Scan the material below for the string "time". Report every line that has it.

----- Records provided

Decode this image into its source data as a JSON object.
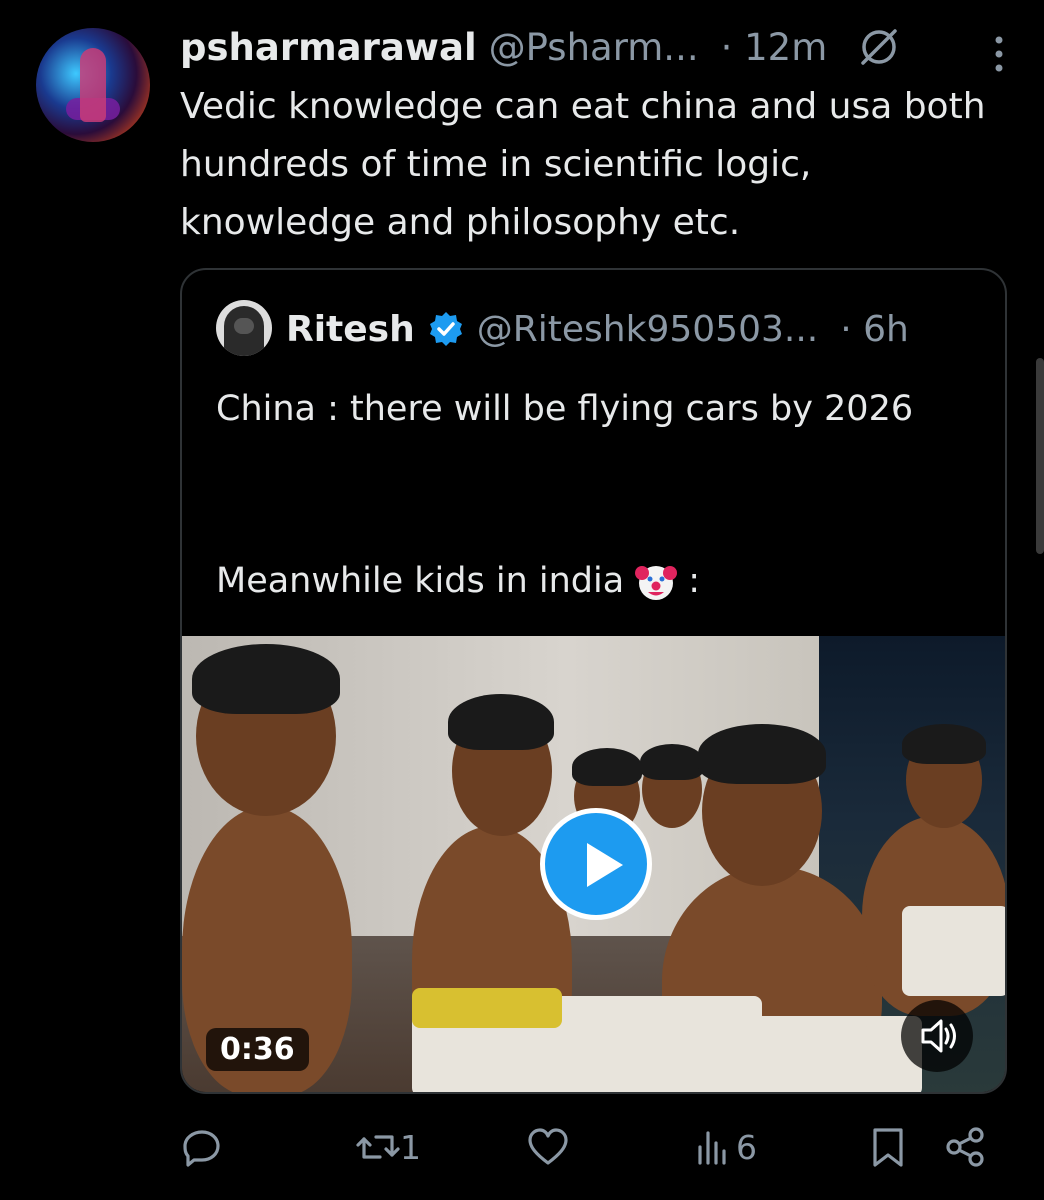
{
  "tweet": {
    "display_name": "psharmarawal",
    "handle": "@Psharm...",
    "time": "· 12m",
    "text": "Vedic knowledge can eat china and usa both hundreds of time in scientific logic, knowledge and philosophy etc."
  },
  "quote": {
    "display_name": "Ritesh",
    "handle": "@Riteshk950503...",
    "time": "· 6h",
    "text_line1": "China : there will be flying cars by 2026",
    "text_line2_before": "Meanwhile kids in india",
    "text_line2_after": ":",
    "video": {
      "duration": "0:36"
    }
  },
  "actions": {
    "reply_count": "",
    "retweet_count": "1",
    "like_count": "",
    "views_count": "6"
  },
  "colors": {
    "background": "#000000",
    "text_primary": "#e7e9ea",
    "text_secondary": "#8b98a5",
    "accent": "#1d9bf0",
    "border": "#2f3336"
  },
  "icons": [
    "grok-icon",
    "more-icon",
    "verified-icon",
    "clown-emoji-icon",
    "play-icon",
    "sound-icon",
    "reply-icon",
    "retweet-icon",
    "like-icon",
    "views-icon",
    "bookmark-icon",
    "share-icon"
  ]
}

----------

* _Exercise answer_:
    "time": "· 12m",
    "text": "Vedic knowledge can eat china and usa both hundreds of time in scientific logic, knowledge and philosophy etc."
    "time": "· 6h",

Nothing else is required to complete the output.